**What the task requires**. The answer must reproduce exactly the lines from the one with "Convert this screenshot" through the end of the material, and it must contain no pictures.

**Data records**.
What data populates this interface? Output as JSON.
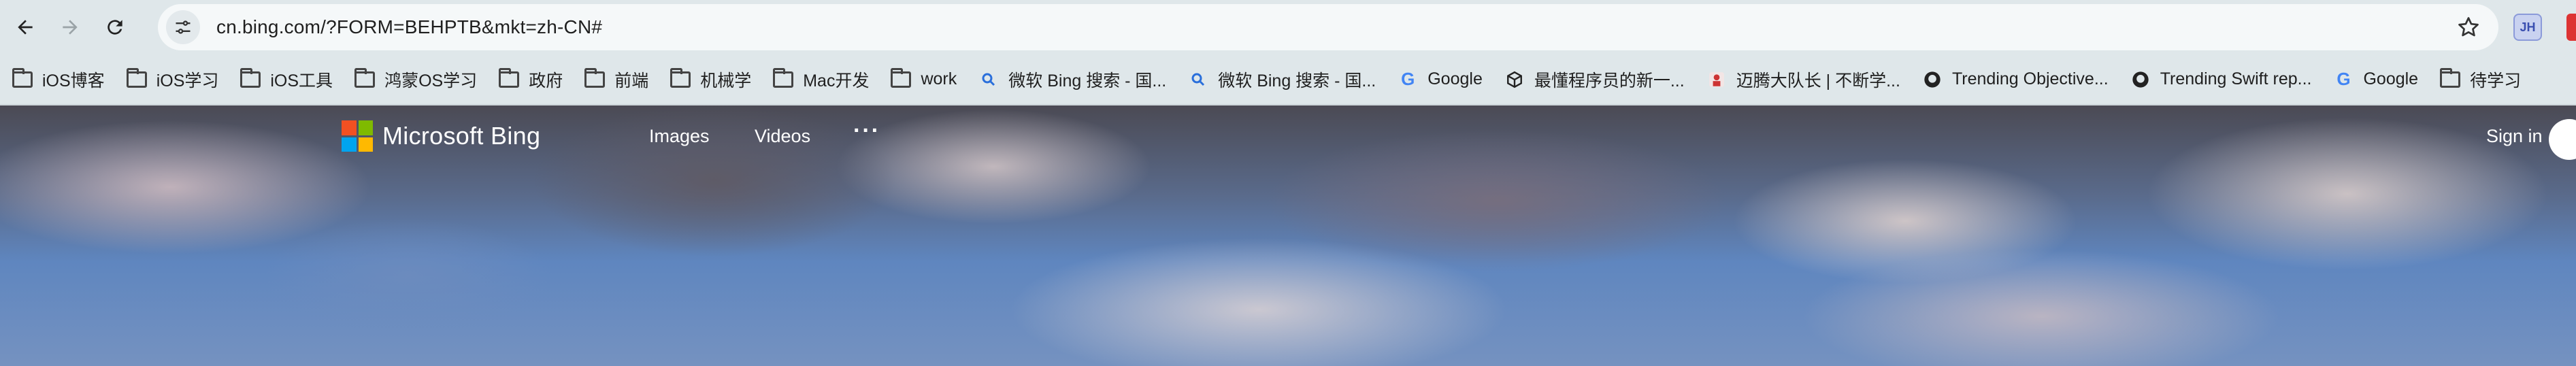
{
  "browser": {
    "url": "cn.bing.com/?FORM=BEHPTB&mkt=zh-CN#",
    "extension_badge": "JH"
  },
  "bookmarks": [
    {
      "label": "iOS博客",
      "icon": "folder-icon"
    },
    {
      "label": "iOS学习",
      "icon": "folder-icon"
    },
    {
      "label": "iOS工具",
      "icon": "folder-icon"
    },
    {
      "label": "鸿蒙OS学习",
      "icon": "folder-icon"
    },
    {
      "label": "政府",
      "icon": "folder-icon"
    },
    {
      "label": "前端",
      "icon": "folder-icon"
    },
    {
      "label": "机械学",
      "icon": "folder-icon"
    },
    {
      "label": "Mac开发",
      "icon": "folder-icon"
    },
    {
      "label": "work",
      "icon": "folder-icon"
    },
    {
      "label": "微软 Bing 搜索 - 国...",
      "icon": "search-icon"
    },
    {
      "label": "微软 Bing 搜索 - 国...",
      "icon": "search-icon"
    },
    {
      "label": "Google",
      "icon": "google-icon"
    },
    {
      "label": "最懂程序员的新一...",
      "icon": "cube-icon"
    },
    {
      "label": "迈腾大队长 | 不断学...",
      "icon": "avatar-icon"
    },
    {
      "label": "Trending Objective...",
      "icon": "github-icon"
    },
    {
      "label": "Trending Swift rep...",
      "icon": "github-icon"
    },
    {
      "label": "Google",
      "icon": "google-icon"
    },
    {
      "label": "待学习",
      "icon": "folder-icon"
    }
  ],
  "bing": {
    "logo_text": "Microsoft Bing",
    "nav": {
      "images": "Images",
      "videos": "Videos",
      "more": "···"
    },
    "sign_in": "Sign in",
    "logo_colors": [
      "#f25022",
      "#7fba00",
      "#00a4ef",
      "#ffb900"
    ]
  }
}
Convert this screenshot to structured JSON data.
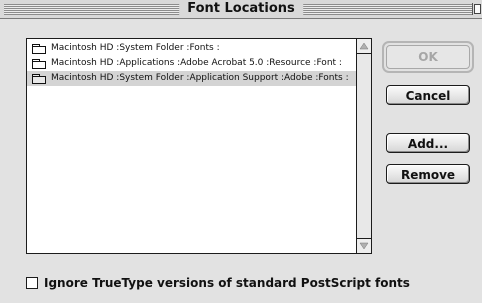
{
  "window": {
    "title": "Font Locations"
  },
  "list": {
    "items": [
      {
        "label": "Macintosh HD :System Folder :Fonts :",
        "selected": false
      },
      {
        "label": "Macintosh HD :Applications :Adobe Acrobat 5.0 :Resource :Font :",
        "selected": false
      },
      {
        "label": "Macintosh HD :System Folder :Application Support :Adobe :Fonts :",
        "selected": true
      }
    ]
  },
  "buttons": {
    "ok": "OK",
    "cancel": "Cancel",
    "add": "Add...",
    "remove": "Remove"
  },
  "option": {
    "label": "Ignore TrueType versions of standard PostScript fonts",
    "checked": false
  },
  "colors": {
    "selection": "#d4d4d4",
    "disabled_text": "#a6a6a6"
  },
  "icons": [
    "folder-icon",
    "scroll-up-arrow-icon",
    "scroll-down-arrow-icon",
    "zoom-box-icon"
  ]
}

**Result of this exercise**.
Convert this screenshot to structured JSON data.
{
  "window": {
    "title": "Font Locations"
  },
  "list": {
    "items": [
      {
        "label": "Macintosh HD :System Folder :Fonts :",
        "selected": false
      },
      {
        "label": "Macintosh HD :Applications :Adobe Acrobat 5.0 :Resource :Font :",
        "selected": false
      },
      {
        "label": "Macintosh HD :System Folder :Application Support :Adobe :Fonts :",
        "selected": true
      }
    ]
  },
  "buttons": {
    "ok": "OK",
    "cancel": "Cancel",
    "add": "Add...",
    "remove": "Remove"
  },
  "option": {
    "label": "Ignore TrueType versions of standard PostScript fonts",
    "checked": false
  },
  "colors": {
    "selection": "#d4d4d4",
    "disabled_text": "#a6a6a6"
  },
  "icons": [
    "folder-icon",
    "scroll-up-arrow-icon",
    "scroll-down-arrow-icon",
    "zoom-box-icon"
  ]
}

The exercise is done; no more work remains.